So now we have a clean output voltage. The below graph shows the raw PWM signal in blue color and the filtered outputs in red and violet color.

We could now simply use this as a buck converter, but there’s one major drawback –the resistor in the RC filter limits the current and wastes energy in the form of heat, which is no better than the linear voltage regulator example.

To fix this problem, we turn to another type of voltage filter, the LC filter, which does the same job as the RC filter but replaces the R with an L, in other words the resistor with an inductor. The inductor resists changes in current and the capacitor resists changes in voltage, which results in the output being smooth DC.

And now we have a converter that is capable of stepping down DC voltages and doing it efficiently!

The working of a buck converter can be broken down into a few steps.

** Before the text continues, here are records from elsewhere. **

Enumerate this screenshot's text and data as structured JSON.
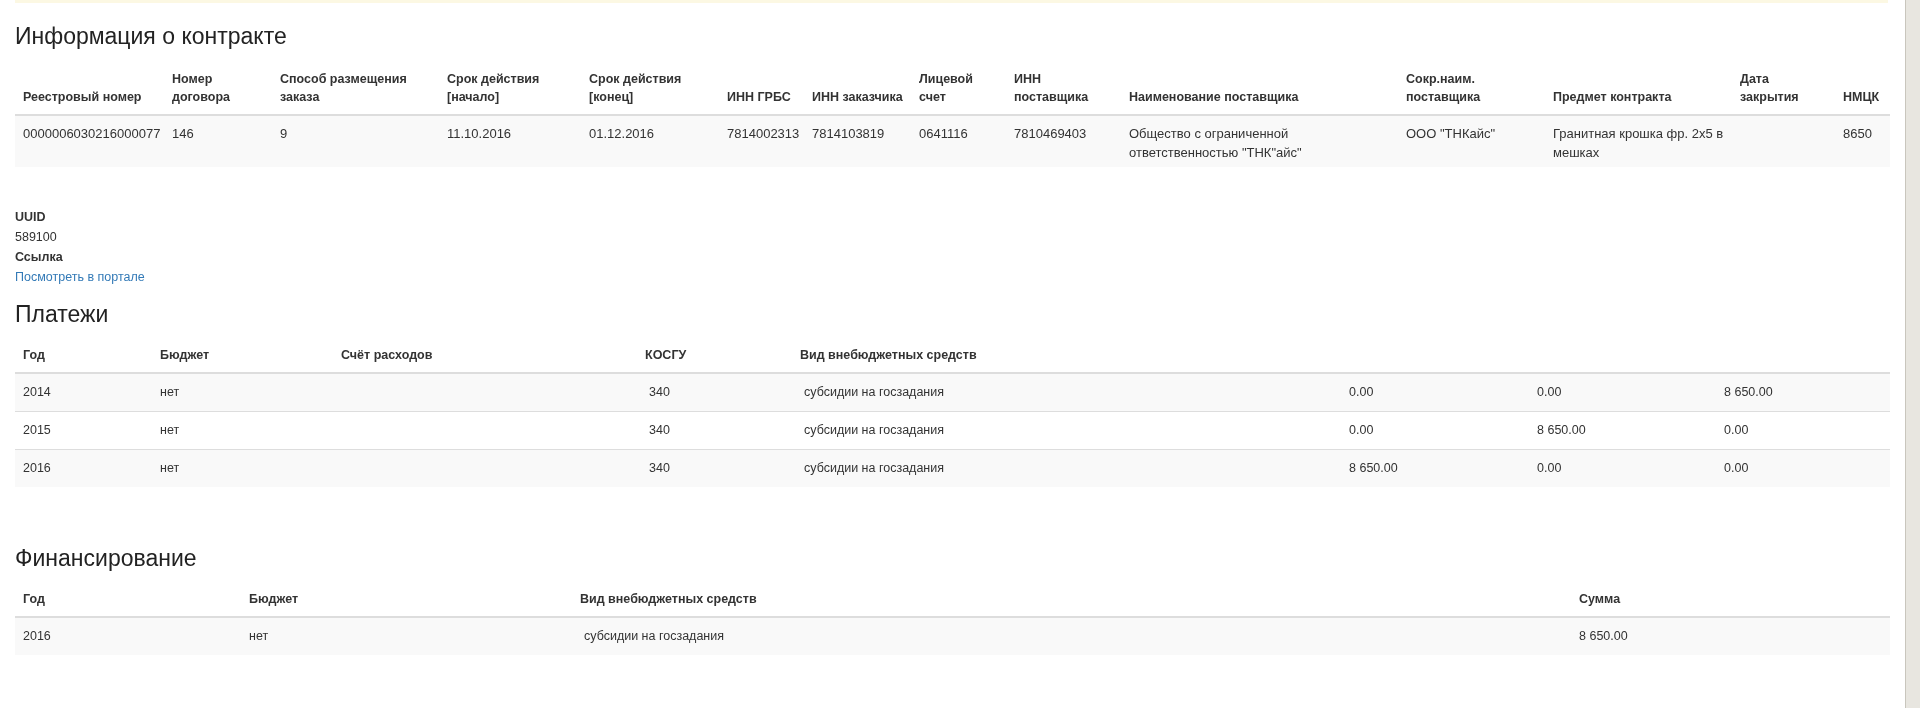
{
  "contract": {
    "title": "Информация о контракте",
    "columns": [
      "Реестровый номер",
      "Номер договора",
      "Способ размещения заказа",
      "Срок действия [начало]",
      "Срок действия [конец]",
      "ИНН ГРБС",
      "ИНН заказчика",
      "Лицевой счет",
      "ИНН поставщика",
      "Наименование поставщика",
      "Сокр.наим. поставщика",
      "Предмет контракта",
      "Дата закрытия",
      "НМЦК"
    ],
    "rows": [
      [
        "0000006030216000077",
        "146",
        "9",
        "11.10.2016",
        "01.12.2016",
        "7814002313",
        "7814103819",
        "0641116",
        "7810469403",
        "Общество с ограниченной ответственностью \"ТНК\"айс\"",
        "ООО \"ТНКайс\"",
        "Гранитная крошка фр. 2х5 в мешках",
        "",
        "8650"
      ]
    ]
  },
  "uuid": {
    "label": "UUID",
    "value": "589100"
  },
  "link": {
    "label": "Ссылка",
    "text": "Посмотреть в портале"
  },
  "payments": {
    "title": "Платежи",
    "columns": [
      "Год",
      "Бюджет",
      "Счёт расходов",
      "КОСГУ",
      "Вид внебюджетных средств",
      "",
      "",
      ""
    ],
    "rows": [
      [
        "2014",
        "нет",
        "",
        "340",
        "субсидии на госзадания",
        "0.00",
        "0.00",
        "8 650.00"
      ],
      [
        "2015",
        "нет",
        "",
        "340",
        "субсидии на госзадания",
        "0.00",
        "8 650.00",
        "0.00"
      ],
      [
        "2016",
        "нет",
        "",
        "340",
        "субсидии на госзадания",
        "8 650.00",
        "0.00",
        "0.00"
      ]
    ]
  },
  "financing": {
    "title": "Финансирование",
    "columns": [
      "Год",
      "Бюджет",
      "Вид внебюджетных средств",
      "Сумма"
    ],
    "rows": [
      [
        "2016",
        "нет",
        "субсидии на госзадания",
        "8 650.00"
      ]
    ]
  }
}
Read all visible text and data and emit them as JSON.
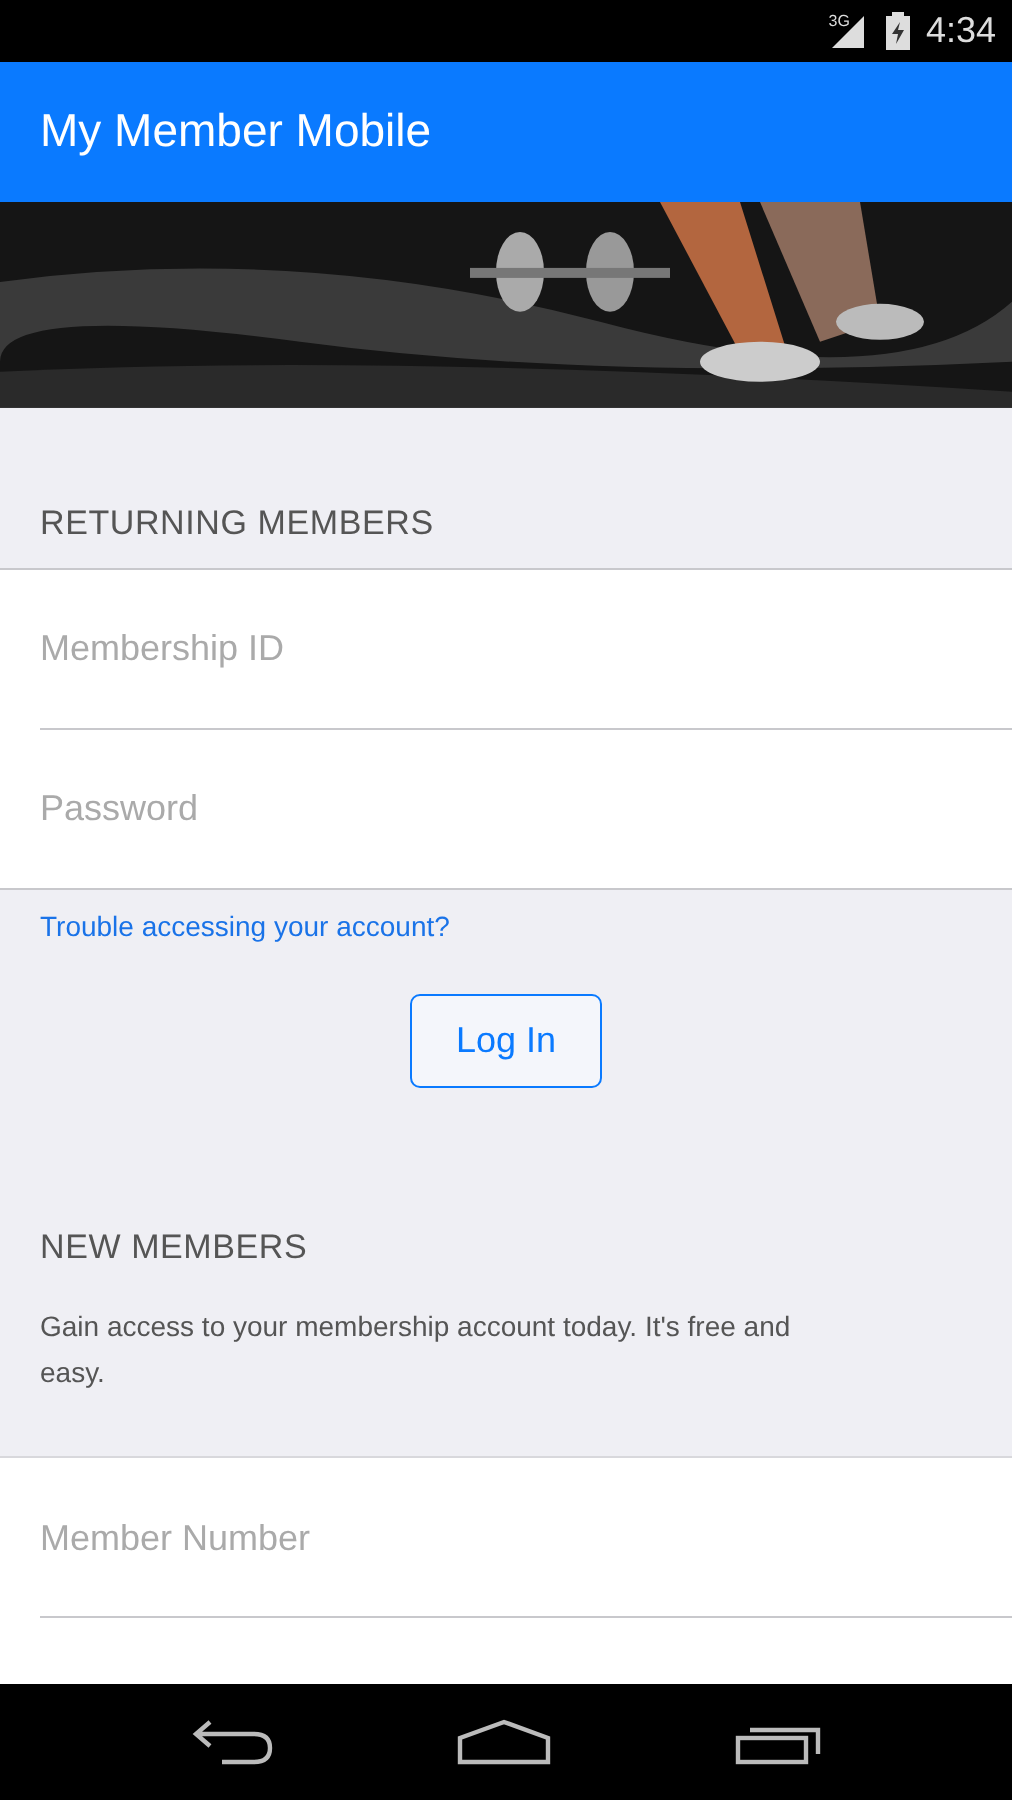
{
  "status_bar": {
    "network": "3G",
    "time": "4:34"
  },
  "app_bar": {
    "title": "My Member Mobile"
  },
  "returning": {
    "heading": "RETURNING MEMBERS",
    "fields": [
      {
        "placeholder": "Membership ID"
      },
      {
        "placeholder": "Password"
      }
    ],
    "link": "Trouble accessing your account?",
    "button": "Log In"
  },
  "new_members": {
    "heading": "NEW MEMBERS",
    "text": "Gain access to your membership account today. It's free and easy.",
    "fields": [
      {
        "placeholder": "Member Number"
      }
    ]
  }
}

STEP – 1:

The switch turns on and lets current flow to the output capacitor, charging it up. Since the voltage across the capacitor cannot rise instantly, and since the inductor limits the charging current, the voltage across the cap during the switching cycle is not the full voltage of the power source.

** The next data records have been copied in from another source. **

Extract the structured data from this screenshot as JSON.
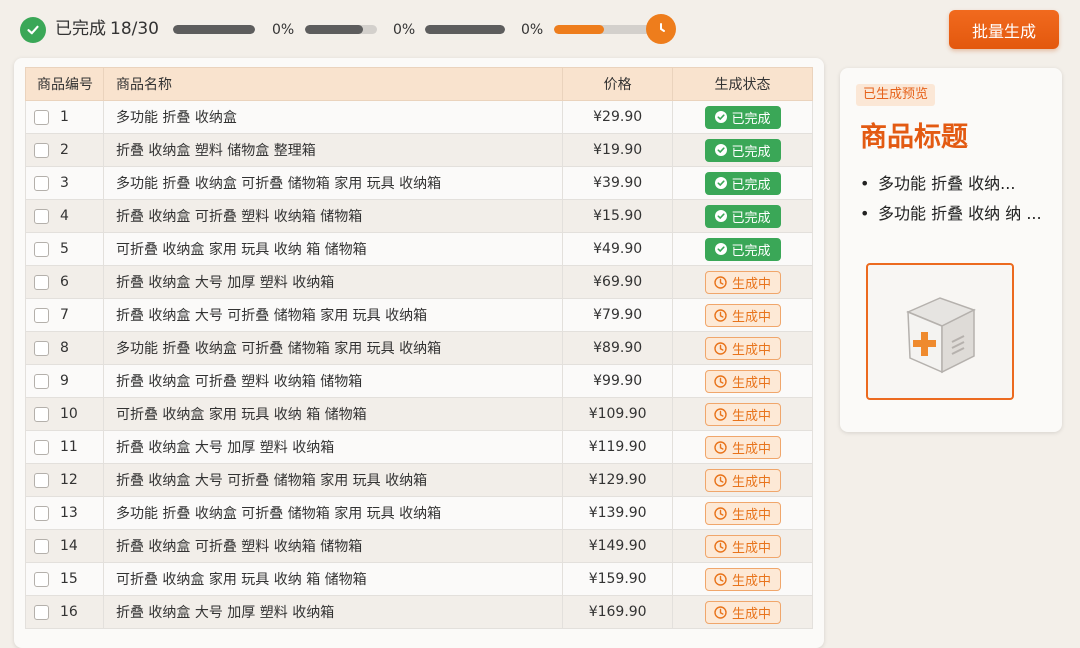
{
  "header": {
    "done_label": "已完成",
    "done_count": "18/30",
    "progress": [
      {
        "label": "0%",
        "fill": 1.0,
        "color": "#5d5d5d"
      },
      {
        "label": "0%",
        "fill": 0.8,
        "color": "#5d5d5d"
      },
      {
        "label": "0%",
        "fill": 1.0,
        "color": "#5d5d5d"
      },
      {
        "label": "",
        "fill": 0.5,
        "color": "#ee7d1c"
      }
    ],
    "batch_button": "批量生成",
    "accent_color": "#e3580e"
  },
  "table": {
    "columns": [
      "商品编号",
      "商品名称",
      "价格",
      "生成状态"
    ],
    "rows": [
      {
        "id": "1",
        "name": "多功能 折叠 收纳盒",
        "price": "¥29.90",
        "status": "已完成",
        "state": "done"
      },
      {
        "id": "2",
        "name": "折叠 收纳盒 塑料 储物盒 整理箱",
        "price": "¥19.90",
        "status": "已完成",
        "state": "done"
      },
      {
        "id": "3",
        "name": "多功能 折叠 收纳盒 可折叠 储物箱 家用 玩具 收纳箱",
        "price": "¥39.90",
        "status": "已完成",
        "state": "done"
      },
      {
        "id": "4",
        "name": "折叠 收纳盒 可折叠 塑料 收纳箱 储物箱",
        "price": "¥15.90",
        "status": "已完成",
        "state": "done"
      },
      {
        "id": "5",
        "name": "可折叠 收纳盒 家用 玩具 收纳 箱 储物箱",
        "price": "¥49.90",
        "status": "已完成",
        "state": "done"
      },
      {
        "id": "6",
        "name": "折叠 收纳盒 大号 加厚 塑料 收纳箱",
        "price": "¥69.90",
        "status": "生成中",
        "state": "generating"
      },
      {
        "id": "7",
        "name": "折叠 收纳盒 大号 可折叠 储物箱 家用 玩具 收纳箱",
        "price": "¥79.90",
        "status": "生成中",
        "state": "generating"
      },
      {
        "id": "8",
        "name": "多功能 折叠 收纳盒 可折叠 储物箱 家用 玩具 收纳箱",
        "price": "¥89.90",
        "status": "生成中",
        "state": "generating"
      },
      {
        "id": "9",
        "name": "折叠 收纳盒 可折叠 塑料 收纳箱 储物箱",
        "price": "¥99.90",
        "status": "生成中",
        "state": "generating"
      },
      {
        "id": "10",
        "name": "可折叠 收纳盒 家用 玩具 收纳 箱 储物箱",
        "price": "¥109.90",
        "status": "生成中",
        "state": "generating"
      },
      {
        "id": "11",
        "name": "折叠 收纳盒 大号 加厚 塑料 收纳箱",
        "price": "¥119.90",
        "status": "生成中",
        "state": "generating"
      },
      {
        "id": "12",
        "name": "折叠 收纳盒 大号 可折叠 储物箱 家用 玩具 收纳箱",
        "price": "¥129.90",
        "status": "生成中",
        "state": "generating"
      },
      {
        "id": "13",
        "name": "多功能 折叠 收纳盒 可折叠 储物箱 家用 玩具 收纳箱",
        "price": "¥139.90",
        "status": "生成中",
        "state": "generating"
      },
      {
        "id": "14",
        "name": "折叠 收纳盒 可折叠 塑料 收纳箱 储物箱",
        "price": "¥149.90",
        "status": "生成中",
        "state": "generating"
      },
      {
        "id": "15",
        "name": "可折叠 收纳盒 家用 玩具 收纳 箱 储物箱",
        "price": "¥159.90",
        "status": "生成中",
        "state": "generating"
      },
      {
        "id": "16",
        "name": "折叠 收纳盒 大号 加厚 塑料 收纳箱",
        "price": "¥169.90",
        "status": "生成中",
        "state": "generating"
      }
    ]
  },
  "preview": {
    "tag": "已生成预览",
    "title": "商品标题",
    "bullets": [
      "多功能 折叠 收纳...",
      "多功能 折叠 收纳 纳 ..."
    ],
    "image_icon": "storage-box-icon"
  }
}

STEP – 2:

The switch now turns off. Since the current in an inductor cannot change suddenly, the inductor creates a voltage across it. This voltage is allowed to charge the capacitor and power the load through the diode when the switch is turned off, maintaining current output current throughout the switching cycle.

These two steps keep repeating many thousands of times a second, resulting in continuous output.

**STEP – 1**

Determine the input voltage and the output voltage and current.

The duty cycle of the converter is given by:

DC = V_{out}/V_{in}

**STEP – 2**

Determine the output power, that is, the product of the output voltage and current. This is also the input power, by the law of conservation of energy (though not exactly so – nothing is a hundred percent efficient!).

**STEP - 3**

Now divide the output power by the selected switching frequency in order to get the power transferred per pulse.

Since it is easier to talk about inductors in terms of energy, we can assume now that the output power is simply the output energy per second. So if the output of our converter is 30 Watts, then we can say that the output energy is thirty Joules every second.

**STEP - 4**

Now that we have the energy per pulse, we can calculate the inductance using the input current and the energy:

L = 2E/I^{2}

Where E is the energy transferred per pulse and I is the square of the input current.

Using the values of the inductance, frequency and duty cycle, we can now get to work building a simple boost converter.

MOSFET

Since the switch is on the high side, using an N channel MOSFET or an NPN bipolar wouldn’t work, unless we have a bootstrapped gate driver. Though this is possible, it is quite complicated.

Using a P channel device in these circumstances would be recommended, they greatly simplify driving requirements, but remember that they turn on when the gate is low, so an inverted signal would be necessary. One can use the IRF5210, it has a decent on resistance of 60mΩ and a V_{DS} of -100V,which should be plenty for most applications. However, there are many better devices available, the choice is entirely up to the designer based on the specific application.

Remember to use a gate driver to reduce switching losses!

DIODE

Since this diode does not have to handle very high voltages, rather high currents, it would be a good design choice to use a Schottky diode with a low forward voltage drop to keep things efficient.

CAPACITOR

The capacitor value depends on the output voltage ripple and can be calculated using the capacitor equation, but generally a value between 100uF to 680uF for low current applications should suffice.

Remember, the design process described here should not be treated as an expert rant, rather these are very simple equations to get your first buck converter up and running.

Again, regulation is a topic that has not been covered here. If you want to make a regulated buck converter, it is recommended to use a dedicated buck controller IC like LM2596 designed specifically for that purpose.